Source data
__________
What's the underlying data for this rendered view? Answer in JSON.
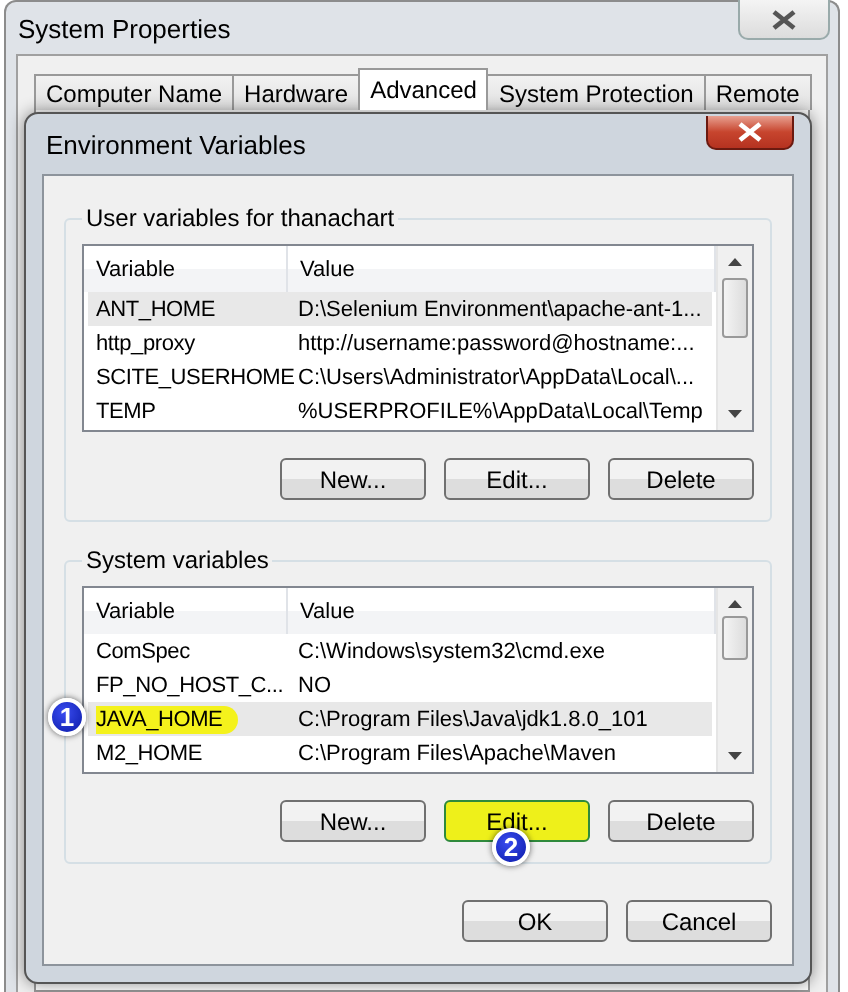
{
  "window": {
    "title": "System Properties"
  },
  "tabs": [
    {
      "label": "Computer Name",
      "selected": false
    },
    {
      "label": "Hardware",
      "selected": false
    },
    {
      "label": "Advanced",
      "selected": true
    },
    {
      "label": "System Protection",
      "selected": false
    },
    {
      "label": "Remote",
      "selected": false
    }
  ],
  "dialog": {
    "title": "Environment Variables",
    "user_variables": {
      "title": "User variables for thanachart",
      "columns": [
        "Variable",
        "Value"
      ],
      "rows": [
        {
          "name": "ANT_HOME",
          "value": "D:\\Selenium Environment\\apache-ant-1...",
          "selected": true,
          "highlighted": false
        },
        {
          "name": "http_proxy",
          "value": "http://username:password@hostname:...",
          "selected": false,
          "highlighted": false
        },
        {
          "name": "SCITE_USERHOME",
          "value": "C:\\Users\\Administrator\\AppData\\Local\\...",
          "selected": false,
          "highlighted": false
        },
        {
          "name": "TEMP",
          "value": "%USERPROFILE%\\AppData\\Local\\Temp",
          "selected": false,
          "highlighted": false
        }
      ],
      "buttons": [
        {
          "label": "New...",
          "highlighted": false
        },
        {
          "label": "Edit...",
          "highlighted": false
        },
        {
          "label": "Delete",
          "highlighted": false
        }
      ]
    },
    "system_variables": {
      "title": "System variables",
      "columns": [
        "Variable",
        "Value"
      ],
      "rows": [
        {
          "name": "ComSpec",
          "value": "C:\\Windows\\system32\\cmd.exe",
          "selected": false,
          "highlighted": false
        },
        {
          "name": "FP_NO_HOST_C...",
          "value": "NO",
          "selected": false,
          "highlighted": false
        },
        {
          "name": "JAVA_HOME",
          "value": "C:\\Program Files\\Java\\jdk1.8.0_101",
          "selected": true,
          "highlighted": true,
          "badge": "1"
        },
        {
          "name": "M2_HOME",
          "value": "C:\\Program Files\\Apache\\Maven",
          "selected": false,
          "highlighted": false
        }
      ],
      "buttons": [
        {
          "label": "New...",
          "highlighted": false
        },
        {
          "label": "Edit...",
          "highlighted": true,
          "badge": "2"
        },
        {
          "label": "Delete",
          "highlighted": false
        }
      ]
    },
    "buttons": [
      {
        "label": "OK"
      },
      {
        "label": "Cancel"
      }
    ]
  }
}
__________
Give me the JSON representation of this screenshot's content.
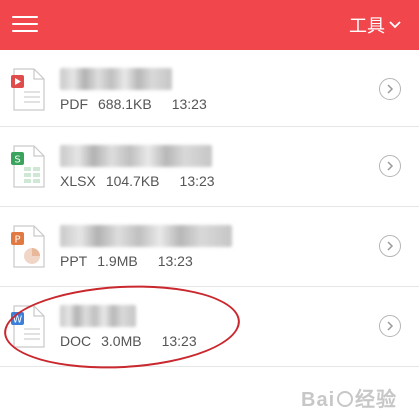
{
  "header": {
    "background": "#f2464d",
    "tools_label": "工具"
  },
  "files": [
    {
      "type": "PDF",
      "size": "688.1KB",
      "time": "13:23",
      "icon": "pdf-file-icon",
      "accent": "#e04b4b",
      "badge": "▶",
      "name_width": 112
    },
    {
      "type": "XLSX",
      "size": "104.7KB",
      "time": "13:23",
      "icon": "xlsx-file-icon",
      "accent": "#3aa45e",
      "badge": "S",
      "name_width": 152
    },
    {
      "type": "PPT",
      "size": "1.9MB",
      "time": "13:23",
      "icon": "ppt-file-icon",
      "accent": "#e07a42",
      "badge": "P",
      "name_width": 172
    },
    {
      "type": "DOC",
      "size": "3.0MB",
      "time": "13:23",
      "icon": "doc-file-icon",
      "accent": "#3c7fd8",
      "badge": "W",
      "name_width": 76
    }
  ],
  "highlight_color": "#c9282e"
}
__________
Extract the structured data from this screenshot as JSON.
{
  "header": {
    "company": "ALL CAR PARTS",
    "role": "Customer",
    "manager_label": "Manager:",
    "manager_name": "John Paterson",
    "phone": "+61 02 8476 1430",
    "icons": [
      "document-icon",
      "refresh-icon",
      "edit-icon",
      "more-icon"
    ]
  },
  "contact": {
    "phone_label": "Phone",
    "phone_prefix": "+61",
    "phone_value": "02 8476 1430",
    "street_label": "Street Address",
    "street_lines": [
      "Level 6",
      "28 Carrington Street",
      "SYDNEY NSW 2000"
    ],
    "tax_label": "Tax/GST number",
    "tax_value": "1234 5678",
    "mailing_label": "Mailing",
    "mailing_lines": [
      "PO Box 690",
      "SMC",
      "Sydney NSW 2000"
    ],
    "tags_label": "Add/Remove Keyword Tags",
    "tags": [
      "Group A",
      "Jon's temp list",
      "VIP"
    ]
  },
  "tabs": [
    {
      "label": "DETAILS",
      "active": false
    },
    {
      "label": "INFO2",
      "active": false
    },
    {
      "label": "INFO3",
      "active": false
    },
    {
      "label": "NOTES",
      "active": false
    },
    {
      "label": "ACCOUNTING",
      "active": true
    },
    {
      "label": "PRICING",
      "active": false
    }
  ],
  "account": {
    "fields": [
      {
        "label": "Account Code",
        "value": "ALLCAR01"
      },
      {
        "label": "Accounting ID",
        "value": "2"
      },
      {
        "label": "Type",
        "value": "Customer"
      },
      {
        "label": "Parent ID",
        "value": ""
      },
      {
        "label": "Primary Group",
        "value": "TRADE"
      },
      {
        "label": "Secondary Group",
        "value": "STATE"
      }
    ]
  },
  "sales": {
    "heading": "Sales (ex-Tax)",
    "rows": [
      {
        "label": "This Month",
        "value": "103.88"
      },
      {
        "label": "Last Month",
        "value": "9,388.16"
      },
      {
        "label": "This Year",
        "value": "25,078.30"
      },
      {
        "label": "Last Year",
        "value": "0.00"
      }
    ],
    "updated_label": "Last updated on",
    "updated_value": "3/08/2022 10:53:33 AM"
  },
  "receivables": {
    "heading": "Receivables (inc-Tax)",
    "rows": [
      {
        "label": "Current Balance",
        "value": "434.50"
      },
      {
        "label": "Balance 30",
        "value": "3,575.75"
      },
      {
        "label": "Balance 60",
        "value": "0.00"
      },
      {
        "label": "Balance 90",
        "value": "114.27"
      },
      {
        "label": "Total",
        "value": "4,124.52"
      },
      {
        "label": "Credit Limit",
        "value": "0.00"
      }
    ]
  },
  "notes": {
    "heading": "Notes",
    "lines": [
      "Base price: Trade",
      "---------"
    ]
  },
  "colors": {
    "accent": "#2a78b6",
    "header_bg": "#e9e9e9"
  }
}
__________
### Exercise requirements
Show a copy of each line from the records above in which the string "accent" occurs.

### Solved problem
      "accent": "#e04b4b",
      "accent": "#3aa45e",
      "accent": "#e07a42",
      "accent": "#3c7fd8",
    "accent": "#2a78b6",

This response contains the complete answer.